Getting close to the end, it's just basic sanding and pins now. The sanding is pretty self-explanatory, just work through the grits until you get to about 320 or 400. If you want to be silly you can use up to 1000, but I don't think it would make a huge difference to the overall feel of the knife. This knife handle was sanded up to 320 grit before finishing.

Since installing the pins goes with final finishing, I'm going to include everything in one step. Since I don't have any fancy rivets and such I use a method that may seem like cheating to some hardcore knife makers: I drill through the handle and blade, epoxy the pins in, then file them flat. The first step in this process is marking the holes. I usually eyeball the marks, then check their orientation with a straightedge to make sure they all line up. Next, you want to measure and cut your pins. For this knife I just used a brass rod (it may be a welding rod). To measure, just lay them across the handle and mark with a Sharpie. Make them a bit oversized though. It's a lot easier to remove material than it is to add it. Clamp the rod in a vise and use an ordinary hacksaw to cut the pins off. Then it's off to the drill press! Clamp your piece securely somehow, then drill through everything in one go. I put the drill on its slowest speed and use a really sharp bit. Repeat with however many pins you want to. When you finish, make sure to double check the fit of the pins in the holes. If they just barely fit, then you're in luck! Just tap them in with a mallet and file off the ends. If they slide in easily, then its epoxy time! Mix up some more epoxy, then put a bit on the middle of the pin. slide it in, and wipe any excess epoxy with a clean rag. leave it to dry before filing. When It's dry, just file the pins flush using a mill file.

Almost there, don't give up now! 
If this was a truly functional knife, you would harden the blade before fitting the handles, thus making it almost impossible to drill through.

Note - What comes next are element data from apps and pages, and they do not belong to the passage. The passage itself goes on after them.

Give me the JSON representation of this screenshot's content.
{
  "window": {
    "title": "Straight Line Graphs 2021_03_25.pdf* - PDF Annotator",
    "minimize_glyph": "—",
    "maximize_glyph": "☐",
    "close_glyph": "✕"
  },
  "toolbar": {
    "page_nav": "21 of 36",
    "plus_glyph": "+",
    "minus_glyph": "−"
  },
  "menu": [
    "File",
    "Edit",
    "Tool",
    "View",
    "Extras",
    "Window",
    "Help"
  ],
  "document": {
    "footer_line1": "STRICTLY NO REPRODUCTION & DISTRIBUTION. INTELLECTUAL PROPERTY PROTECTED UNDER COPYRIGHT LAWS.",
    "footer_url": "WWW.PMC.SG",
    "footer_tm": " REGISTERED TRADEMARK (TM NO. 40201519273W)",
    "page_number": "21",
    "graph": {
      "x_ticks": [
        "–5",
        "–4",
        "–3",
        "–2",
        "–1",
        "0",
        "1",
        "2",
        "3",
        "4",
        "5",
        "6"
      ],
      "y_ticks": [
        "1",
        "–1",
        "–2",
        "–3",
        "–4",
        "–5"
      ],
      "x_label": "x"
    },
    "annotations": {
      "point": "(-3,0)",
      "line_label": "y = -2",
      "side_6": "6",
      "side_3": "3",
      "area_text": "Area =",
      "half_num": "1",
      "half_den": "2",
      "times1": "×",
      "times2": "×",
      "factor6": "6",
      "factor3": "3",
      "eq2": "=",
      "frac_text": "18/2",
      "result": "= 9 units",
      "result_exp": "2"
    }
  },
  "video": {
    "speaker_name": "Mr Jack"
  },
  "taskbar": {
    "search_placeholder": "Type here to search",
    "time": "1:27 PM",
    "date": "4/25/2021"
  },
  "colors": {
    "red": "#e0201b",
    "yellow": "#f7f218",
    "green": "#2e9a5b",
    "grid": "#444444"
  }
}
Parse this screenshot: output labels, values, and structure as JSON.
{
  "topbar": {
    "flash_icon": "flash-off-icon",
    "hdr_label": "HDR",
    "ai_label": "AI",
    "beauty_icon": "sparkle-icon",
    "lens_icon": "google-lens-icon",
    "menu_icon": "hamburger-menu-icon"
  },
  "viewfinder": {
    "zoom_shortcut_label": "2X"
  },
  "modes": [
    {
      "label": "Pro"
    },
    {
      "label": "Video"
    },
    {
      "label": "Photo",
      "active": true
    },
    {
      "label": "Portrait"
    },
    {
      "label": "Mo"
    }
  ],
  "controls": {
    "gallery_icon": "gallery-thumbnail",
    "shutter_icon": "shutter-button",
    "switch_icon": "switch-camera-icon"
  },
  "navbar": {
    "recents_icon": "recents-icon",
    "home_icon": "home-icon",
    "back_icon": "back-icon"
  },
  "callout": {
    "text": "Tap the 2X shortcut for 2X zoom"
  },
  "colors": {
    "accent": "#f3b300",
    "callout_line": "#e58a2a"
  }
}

Ideally, drill the holes in the "tang" before hadening. Then harden, anneal, glue on one scale and drill the hole through from the exposed tang. Then glue the second scale on and drill through from the first scale.
xarlock6674 years ago
For an one handed blade no more than 3 pins should be used. More may weaken the wood, and for a knife, 2 is usually adequate. Once you have your pins cut, and your holes drilled, place a pin in a hole, back it with an anvil, or similar object, and GENTLY tap the outside edges of the pin until the edges flair. Once they are flaired, flip the knife, and repeat. If the pin is too long, cut it off and replace it. Takes a little experimentation, but you will get it down, and your handle will never come off. DO NOT over brad the pins, you will crack the wood. Be gentle and take your time.
emkayach4 years ago
Have you tried "peening" the brass pins? Try this, do everything the same but cut the pins about a quarter inch longer. Push the pin through the hole in the handle/tang assembly. Now place the whole thing on an anvil or anvil like surface and with a hammer start tapping the brass pin. Flip the handle every other strike so that you are hitting both sides evenly, more or less. You should get a functioning rivet. Of course if you work quickly enough you could still set the brass in epoxy and by the time you have finished peening it it will not only be glued in but it will have a mushroomed head to hold it in place. If you don't like the feel of the rivets in your hand try countersinking the holes in the handle so that the mushroom created by the hammering becomes flush with the wood.